Douglas School Board rejects Superintendent departure agreement
The surprise rejection of an agreement between the majority on the Douglas County School Board and Superintendent Keith Lewis after droves of supporters turned out on Friday leaves him with a decision to make.
“I am deeply humbled by the outpouring of support from the community,” Lewis said in a statement to The Record-Courier on Saturday morning. “It remains to be seen whether the disdain that a faction of the Board has toward me will be so great that my continued presence as superintendent will be detrimental to the future operation of the district.”
Lewis said he will attend Tuesday’s school board meeting at Whittell High School but plans to take some time off.
“I intend to take some time away to reflect on what’s best for my family, health, and professional future,” he said.
What many thought was the end for Lewis’ superintency on Friday took an unexpected turn when Trustees Doug Englekirk, Tony Magnotta, Carey Kangas and Linda Gilkerson voted to retain Keith Lewis as superintendent.
The overwhelming majority of the audience at the special school board meeting Friday spoke for the first three hours to support Lewis.
Parents, teachers, students and community members filled the Douglas High School media center to capacity in the commons with more than 400 watching on Zoom.
“You have seen here today, the love for him,” said Trustee Linda Gilkerson. “I not only hope you heard them, but that you heard them in your heart.”
Lewis’ contract as head of the district administration was placed on the school board agenda for consideration.
According to Lewis’ attorney, Thomas Beko the agreement was reached after Joey Gilbert approached Lewis, asking if he felt he could effectively manage the district.
“He said honestly, it would be difficult,” said Beko.
Conflict developed between Lewis and the school board earlier in the year when the school board began exploring a policy on transgender students.
Things escalated when the district’s legal counsel was replaced by Joey Gilbert Law Firm, which Lewis opposed. From there, other policies and bylaws were questioned, ones that outlined Lewis’ job as superintendent.
“Something has to change,” said Gilkerson. “We have to let him do his job.”
School Board President Susan Jansen said the ball is now in Lewis’ court.
“It’s up to him, it’s his decision whether he stays or not,” said Jansen.
Tuesday’s Douglas County School Board meeting at Lake Tahoe may be as much a review of the last 10 months as of Lewis.
Attorney Joey Gilbert Law turned in $74,000 in invoices, according to records on the Douglas County School District’s website.
Combined with August’s bill of $36,000, legal service has already cost the district $110,000 in the first two months. If this rate continues the district will exceed its annual budget for legal service just three months after hiring Gilbert.

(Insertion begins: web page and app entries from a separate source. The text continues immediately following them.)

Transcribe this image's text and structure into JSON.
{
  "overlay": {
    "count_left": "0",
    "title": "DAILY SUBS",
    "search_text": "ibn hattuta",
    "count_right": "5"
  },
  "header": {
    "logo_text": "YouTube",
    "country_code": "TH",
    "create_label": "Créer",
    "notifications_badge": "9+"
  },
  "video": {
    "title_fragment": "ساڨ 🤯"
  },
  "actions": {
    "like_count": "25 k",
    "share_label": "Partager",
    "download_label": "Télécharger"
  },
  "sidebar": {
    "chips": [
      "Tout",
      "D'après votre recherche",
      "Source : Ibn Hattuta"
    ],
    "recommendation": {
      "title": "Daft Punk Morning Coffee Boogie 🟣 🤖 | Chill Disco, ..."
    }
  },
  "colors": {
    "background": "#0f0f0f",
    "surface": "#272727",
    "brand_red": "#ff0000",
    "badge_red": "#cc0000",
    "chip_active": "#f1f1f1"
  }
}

The superintendent is responsible for the district’s budget and Lewis had warned against the hiring of Gilbert due to costs exceeding the district’s budget for legal counsel.
Friday’s meeting occurred after The Record-Courier’s press time. Under an agreement between the board and the Douglas administrator, Lewis would continue to be paid a lump sum equal to a year’s salary of $180,250.
Also on Tuesday’s agenda is the approval to amend Bylaws 070 which refers to the Code of Conduct of board members, Bylaw 060 regards meetings, and policy 902 communication with the board and public comment.
They’re also expected to adopt a whistleblower policy and hire an independent professional accounting firm to conduct a full forensic audit of all district funds received and expended over the last three years.
The board meeting will be held 4 p.m. at Whittell High School and via zoom. Whittell is located at 240 Warrior Way, Zephyr Cove. Visit https://meetings.boardbook.org/Public/Organization/1502for more information.
Editor Kurt Hildebrand contributed to this report.
Support Local Journalism
Support Local Journalism
Readers around the Lake Tahoe Basin and beyond make the Tahoe Tribune's work possible. Your financial contribution supports our efforts to deliver quality, locally relevant journalism.
Now more than ever, your support is critical to help us keep our community informed about the evolving coronavirus pandemic and the impact it is having locally. Every contribution, however large or small, will make a difference.
Your donation will help us continue to cover COVID-19 and our other vital local news.